Park City Councilmember Bill Ciraco questioned the root of the e-bike issues Thursday.

“Anecdotally, usually the problem is teenagers on a throttled e-bike, two at a time, speeding down the path with no regard, no etiquette, no heads up as they come up behind you,” Ciraco said. “I’m wondering if the problem is not specifically an e-bike problem, but a user problem?”  

Park City Trails and Open Space Manager Heinrich Deters agreed users, not bikes, are likely the culprit. He said speed limits and increased signage can help target negative behavior.

Park City Police Chief Wade Carpenter said enforcing speed limits would require a dramatic shift in resources. He said officers would realistically only deal with excessive, reckless behavior.

About 17% of survey respondents said they feel unsafe on pathways because of e-bikes.

More than half of locals surveyed supported Park City’s existing ordinance for natural surface singletrack trails which only allows people 65 and older or those with a mobility disability to use e-mountain bikes.

Snyderville Basin resident Tom Bulfon told the council he supports the restrictions already in place.

“As a frequent hiker and trail runner, I spend quite a bit of time on the singletrack trails,” Bulfon said. “I’ve been a victim of an e-biker that was out of control and couldn’t control that much power on such a small surface.” 

Councilmember Jeremy Rubell expressed interest in a pilot program to designate specific trails for e-bikes. Deters recommended the lower Deer Valley area, since it’s separated from the broader Park City trail network. It could also allow for a connection to Clark Ranch and Wasatch County trails, which allow e-bikes.

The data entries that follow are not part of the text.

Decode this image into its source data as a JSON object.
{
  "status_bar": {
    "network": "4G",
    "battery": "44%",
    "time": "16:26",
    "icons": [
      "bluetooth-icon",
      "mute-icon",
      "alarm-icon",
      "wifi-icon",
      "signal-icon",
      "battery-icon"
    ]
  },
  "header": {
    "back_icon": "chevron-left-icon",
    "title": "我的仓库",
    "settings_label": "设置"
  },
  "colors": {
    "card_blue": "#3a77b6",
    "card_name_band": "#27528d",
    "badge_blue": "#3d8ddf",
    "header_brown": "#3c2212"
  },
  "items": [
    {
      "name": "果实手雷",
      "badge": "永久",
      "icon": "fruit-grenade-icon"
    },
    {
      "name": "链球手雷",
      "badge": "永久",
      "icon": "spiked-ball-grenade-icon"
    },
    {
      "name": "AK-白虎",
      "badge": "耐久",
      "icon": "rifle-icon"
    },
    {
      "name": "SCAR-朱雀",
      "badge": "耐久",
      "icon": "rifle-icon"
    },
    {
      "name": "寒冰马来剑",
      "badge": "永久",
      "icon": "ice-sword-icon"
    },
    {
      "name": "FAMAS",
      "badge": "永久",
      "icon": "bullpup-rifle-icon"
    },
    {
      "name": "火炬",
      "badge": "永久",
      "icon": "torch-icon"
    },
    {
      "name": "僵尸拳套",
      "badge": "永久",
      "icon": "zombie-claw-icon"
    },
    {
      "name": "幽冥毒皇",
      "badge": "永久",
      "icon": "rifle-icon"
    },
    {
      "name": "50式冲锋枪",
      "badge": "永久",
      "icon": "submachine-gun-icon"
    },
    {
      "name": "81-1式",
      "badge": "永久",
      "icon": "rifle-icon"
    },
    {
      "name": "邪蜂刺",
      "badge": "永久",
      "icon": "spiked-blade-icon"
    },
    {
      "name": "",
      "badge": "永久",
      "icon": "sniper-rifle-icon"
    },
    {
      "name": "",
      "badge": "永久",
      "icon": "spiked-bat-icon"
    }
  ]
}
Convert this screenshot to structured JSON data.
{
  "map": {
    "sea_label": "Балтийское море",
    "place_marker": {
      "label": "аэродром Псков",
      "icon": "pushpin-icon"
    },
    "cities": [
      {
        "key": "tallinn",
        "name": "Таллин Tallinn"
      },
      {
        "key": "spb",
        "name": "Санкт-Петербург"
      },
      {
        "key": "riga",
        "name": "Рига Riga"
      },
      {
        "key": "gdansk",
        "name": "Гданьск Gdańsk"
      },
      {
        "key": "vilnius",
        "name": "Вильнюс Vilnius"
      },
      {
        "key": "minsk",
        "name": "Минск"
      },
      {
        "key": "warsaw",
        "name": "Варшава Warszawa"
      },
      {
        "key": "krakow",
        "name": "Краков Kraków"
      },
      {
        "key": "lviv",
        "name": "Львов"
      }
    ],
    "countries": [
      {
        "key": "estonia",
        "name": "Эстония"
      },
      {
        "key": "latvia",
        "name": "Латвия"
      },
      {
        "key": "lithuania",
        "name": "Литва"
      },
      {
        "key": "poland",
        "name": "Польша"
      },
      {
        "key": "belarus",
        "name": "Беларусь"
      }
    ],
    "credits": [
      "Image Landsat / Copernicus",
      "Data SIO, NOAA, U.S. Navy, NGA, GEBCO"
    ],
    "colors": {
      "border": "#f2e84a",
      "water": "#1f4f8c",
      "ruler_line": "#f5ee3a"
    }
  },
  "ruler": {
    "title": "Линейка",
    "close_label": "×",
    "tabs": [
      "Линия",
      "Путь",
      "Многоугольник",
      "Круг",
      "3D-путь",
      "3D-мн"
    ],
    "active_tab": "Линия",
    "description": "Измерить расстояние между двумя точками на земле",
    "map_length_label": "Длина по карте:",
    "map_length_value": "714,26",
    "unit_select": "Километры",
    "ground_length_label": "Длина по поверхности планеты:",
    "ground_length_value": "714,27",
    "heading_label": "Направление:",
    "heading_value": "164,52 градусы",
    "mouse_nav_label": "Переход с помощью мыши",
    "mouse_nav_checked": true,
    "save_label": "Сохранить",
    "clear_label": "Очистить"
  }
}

The council said it wanted more time to consider options and delayed any e-bike decisions until late May or early June.

The full e-bike survey results are available here.